Monday, July 4, 2016

Carol Ann Tomlinson and Edwin Lou Javius - Teach Up For Excellence

In a course, Strategies to Close the Achievement Gap, that my colleagues, Elli Stern/Jennifer Wolfrum, and I teach, we ask participants (teachers, counselors, administrators, tutors, nurses, etc.) to get into a group and "become the expert" on an article that we have assigned for homework.  To this end, we then ask the group to construct a graphic organizer, mnemonic, or other visual aid to help "teach" the other groups about the article.  

Joshua Aronson - Knowing Students As Individuals

In a course, Strategies to Close the Achievement Gap, that my colleagues, Elli Stern/Jennifer Wolfrum, and I teach, we ask participants (teachers, counselors, administrators, tutors, nurses, etc.) to get into a group and "become the expert" on an article that we have assigned for homework.  To this end, we then ask the group to construct a graphic organizer, mnemonic, or other visual aid to help "teach" the other groups about the article.  

Pat Guild - The Culture/Learning Style Connection

In a course, Strategies to Close the Achievement Gap, that my colleagues, Elli Stern/Jennifer Wolfrum, and I teach, we ask participants (teachers, counselors, administrators, tutors, nurses, etc.) to get into a group and "become the expert" on an article that we have assigned for homework.  To this end, we then ask the group to construct a graphic organizer, mnemonic, or other visual aid to help "teach" the other groups about the article.  

Willis D. Hawley - Another Inconvenient Truth, Race and Ethnicity Matter

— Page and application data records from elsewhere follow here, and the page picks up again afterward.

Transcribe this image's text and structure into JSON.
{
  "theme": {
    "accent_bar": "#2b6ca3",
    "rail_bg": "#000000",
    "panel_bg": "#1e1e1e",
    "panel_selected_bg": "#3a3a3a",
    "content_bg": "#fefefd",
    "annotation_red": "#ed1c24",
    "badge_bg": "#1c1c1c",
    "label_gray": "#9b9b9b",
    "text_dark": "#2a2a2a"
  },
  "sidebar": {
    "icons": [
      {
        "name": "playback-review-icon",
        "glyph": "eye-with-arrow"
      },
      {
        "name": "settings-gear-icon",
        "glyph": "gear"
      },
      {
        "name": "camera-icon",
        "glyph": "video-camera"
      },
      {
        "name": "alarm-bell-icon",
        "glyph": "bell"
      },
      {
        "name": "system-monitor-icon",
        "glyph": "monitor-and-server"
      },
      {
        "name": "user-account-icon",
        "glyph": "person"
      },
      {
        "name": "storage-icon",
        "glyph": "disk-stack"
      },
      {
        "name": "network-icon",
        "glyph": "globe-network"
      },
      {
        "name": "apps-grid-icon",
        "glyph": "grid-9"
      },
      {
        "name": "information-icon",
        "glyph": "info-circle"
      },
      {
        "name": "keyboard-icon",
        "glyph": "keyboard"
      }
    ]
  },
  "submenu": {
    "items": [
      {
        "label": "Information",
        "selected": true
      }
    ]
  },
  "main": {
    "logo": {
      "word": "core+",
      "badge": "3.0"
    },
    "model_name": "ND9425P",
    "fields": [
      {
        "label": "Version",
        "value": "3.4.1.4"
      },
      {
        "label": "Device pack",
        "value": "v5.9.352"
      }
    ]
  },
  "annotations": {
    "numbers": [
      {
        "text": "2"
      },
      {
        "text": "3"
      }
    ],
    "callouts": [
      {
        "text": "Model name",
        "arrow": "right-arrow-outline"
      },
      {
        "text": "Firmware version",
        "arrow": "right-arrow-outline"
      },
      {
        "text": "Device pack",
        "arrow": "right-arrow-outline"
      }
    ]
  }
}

In a course, Strategies to Close the Achievement Gap, that my colleagues, Elli Stern/Jennifer Wolfrum, and I teach, we ask participants (teachers, counselors, administrators, tutors, nurses, etc.) to get into a group and "become the expert" on an article that we have assigned for homework.  To this end, we then ask the group to construct a graphic organizer, mnemonic, or other visual aid to help "teach" the other groups about the article.  

“…teachers need to respect and build on differences to foster student learning.”

“The following practices illustrate the interdependence of good instructional practice and of caring and trustful relationships among students and teachers:
     * Building on students’ prior knowledge, values, and experiences.”
     * Respecting and being interested in students’ experiences and culturalbBackgrounds…….”
             
“…the problem of student underachievement [lay] not in students’ identities or in family culture or poverty, but rather in uncaring school-based relationships…”